Midsole width in the heel
103.1 mm

Flexibility

Stiffness

Of course, we couldn't expect the PUMA RS-X to bend like an acrobat given how much is going on in its base.

Using a force gauge, we measured that it took 26.5N to bend this PUMA sneaker to a 90-degree angle. That is 40% more than it takes an average sneaker.

Test results
RS-X 26.5N
Average 24.0N
We use an average of four tests. The video shows one of those tests.
Compared to 54 sneakers
Number of shoes
5.8N
Stiffness
60.5N

Grip / Traction

This PUMA sneaker features a variety of traction patterns on the outsole. We felt pretty secure in all urban conditions but wouldn't recommend getting this shoe into mud or slush. You most likely wouldn't want to anyway.

PUMA RS-X Lug depth

Size and fit

Toebox width at the widest part

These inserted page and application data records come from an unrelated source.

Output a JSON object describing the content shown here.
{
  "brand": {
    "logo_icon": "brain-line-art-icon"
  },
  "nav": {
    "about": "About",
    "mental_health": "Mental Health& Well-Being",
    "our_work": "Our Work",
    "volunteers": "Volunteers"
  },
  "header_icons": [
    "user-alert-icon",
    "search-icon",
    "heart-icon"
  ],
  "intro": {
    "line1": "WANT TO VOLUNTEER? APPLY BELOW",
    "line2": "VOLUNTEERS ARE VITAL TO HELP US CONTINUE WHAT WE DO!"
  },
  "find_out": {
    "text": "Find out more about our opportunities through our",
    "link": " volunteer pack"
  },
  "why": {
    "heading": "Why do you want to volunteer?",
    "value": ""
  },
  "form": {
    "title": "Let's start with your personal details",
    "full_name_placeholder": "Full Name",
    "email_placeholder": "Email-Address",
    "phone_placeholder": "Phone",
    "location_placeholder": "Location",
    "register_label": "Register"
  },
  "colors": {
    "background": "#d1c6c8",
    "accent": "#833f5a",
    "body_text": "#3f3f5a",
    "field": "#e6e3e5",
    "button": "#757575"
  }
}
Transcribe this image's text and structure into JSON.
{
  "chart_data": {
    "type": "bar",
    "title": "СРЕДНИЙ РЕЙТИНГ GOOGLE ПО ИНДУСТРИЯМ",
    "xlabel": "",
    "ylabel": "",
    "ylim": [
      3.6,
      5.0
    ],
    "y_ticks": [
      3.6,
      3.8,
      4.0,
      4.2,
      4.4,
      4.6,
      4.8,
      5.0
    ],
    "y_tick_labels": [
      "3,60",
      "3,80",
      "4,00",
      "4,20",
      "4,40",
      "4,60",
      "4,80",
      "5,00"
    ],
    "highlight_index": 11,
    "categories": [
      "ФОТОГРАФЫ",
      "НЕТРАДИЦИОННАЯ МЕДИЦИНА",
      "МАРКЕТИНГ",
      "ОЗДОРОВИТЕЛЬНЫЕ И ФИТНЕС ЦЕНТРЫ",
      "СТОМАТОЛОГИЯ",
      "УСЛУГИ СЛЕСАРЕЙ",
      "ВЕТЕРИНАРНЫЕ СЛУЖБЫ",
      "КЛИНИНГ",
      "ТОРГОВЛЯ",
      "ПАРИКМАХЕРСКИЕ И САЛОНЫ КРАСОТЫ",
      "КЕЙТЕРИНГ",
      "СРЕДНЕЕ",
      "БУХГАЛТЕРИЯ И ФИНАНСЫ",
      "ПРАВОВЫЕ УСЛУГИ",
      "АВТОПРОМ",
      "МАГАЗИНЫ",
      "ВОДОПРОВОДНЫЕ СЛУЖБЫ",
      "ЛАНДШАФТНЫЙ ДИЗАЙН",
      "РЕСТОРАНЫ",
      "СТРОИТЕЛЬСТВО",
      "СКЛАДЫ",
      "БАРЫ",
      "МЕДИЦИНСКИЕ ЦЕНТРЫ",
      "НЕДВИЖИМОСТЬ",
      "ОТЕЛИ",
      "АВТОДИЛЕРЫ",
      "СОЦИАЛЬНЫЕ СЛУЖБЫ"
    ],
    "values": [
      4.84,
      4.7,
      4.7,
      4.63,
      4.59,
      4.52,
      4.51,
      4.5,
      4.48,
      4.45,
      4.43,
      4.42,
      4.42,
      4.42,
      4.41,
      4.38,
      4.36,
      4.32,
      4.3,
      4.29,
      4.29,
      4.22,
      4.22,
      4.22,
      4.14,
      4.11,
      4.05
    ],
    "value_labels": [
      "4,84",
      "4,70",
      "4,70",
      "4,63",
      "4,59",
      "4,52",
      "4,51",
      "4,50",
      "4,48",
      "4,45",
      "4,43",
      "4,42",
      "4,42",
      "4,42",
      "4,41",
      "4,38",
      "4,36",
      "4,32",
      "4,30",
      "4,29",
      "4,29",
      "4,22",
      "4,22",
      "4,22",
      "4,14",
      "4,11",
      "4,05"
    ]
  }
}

From our experience, the PUMA RS-X fits a medium-width foot perfectly.

Using a caliper, we measured the widest part of the toebox at 98.4 mm which sits right at the average of sneakers.

PUMA RS-X Toebox width at the widest part
Test results
RS-X 98.4 mm
Average 99.1 mm
Compared to 54 sneakers
Number of shoes
91.6 mm
Toebox width at the widest part
107.7 mm

Toebox width at the big toe

There is no tapering in the toebox either.

Putting a caliper at the big toe mark, it returned 78.9 mm, slightly wider than average.

PUMA RS-X Toebox width at the big toe
Test results
RS-X 78.9 mm
Average 74.9 mm
Compared to 53 sneakers
Number of shoes
63.7 mm
Toebox width at the big toe
83.0 mm

Tongue: gusset type

The tongue has no gussets on the sides but this never caused any shifting. We found it to be thick and wide enough to remain in place.

PUMA RS-X Tongue: gusset type
Test results
RS-X None

Comfort

Tongue padding

Actually, the tongue is pretty generously padded on this PUMA shoe. With our caliper showing 11.1 mm, it turns out to be almost twice as thick as the average.

PUMA RS-X Tongue padding
Test results
RS-X 11.1 mm
Average 9.2 mm
Compared to 54 sneakers
Number of shoes
1.0 mm
Tongue padding
38.4 mm

Heel tab

There are two finger loops on the PUMA RS-X: one on the tongue and one on the heel counter. Both are very well integrated into the shoe's overall design and don't feel out of place at all.

PUMA RS-X Heel tab

We found them pretty handy for slipping into the sneaker as well as adjusting the tongue on the go.

PUMA RS-X pull tab

Test results
RS-X Finger loop

Removable insole

The shoe's default insole is removable. But given its comfort and arch support, we don't even think there is a need for that!

PUMA RS-X Removable insole
Test results
RS-X Yes

Misc

Reflective elements

None of the RS-X's elements are reflective in the dark.

PUMA RS-X Reflective elements
Test results
RS-X No

Background

The first model to carry the PUMA RS cushioning technology was the RS 100, which was released in 1986.

Following in the footsteps of the RS100 was the RS-Computer Chip. It was the first shoe to have a built-in computer chip at the heel that could gather the wearer’s running distance over a period of time. It, too, calculated the caloric cost of running (basically, today’s Fitbit).

In early 2018, PUMA revived the RS cushioning technology with the launch of the reawakened RS-0, along with the modernized versions of the PUMA S-100 and PUMA RS-350.

To continue paying homage to the revolutionary technology, PUMA dropped the RS-X series in late 2018. It's a natural fit for PUMA’s Futro marketing campaign—a selection of future and retro sneakers.

PUMA RS-X silhouette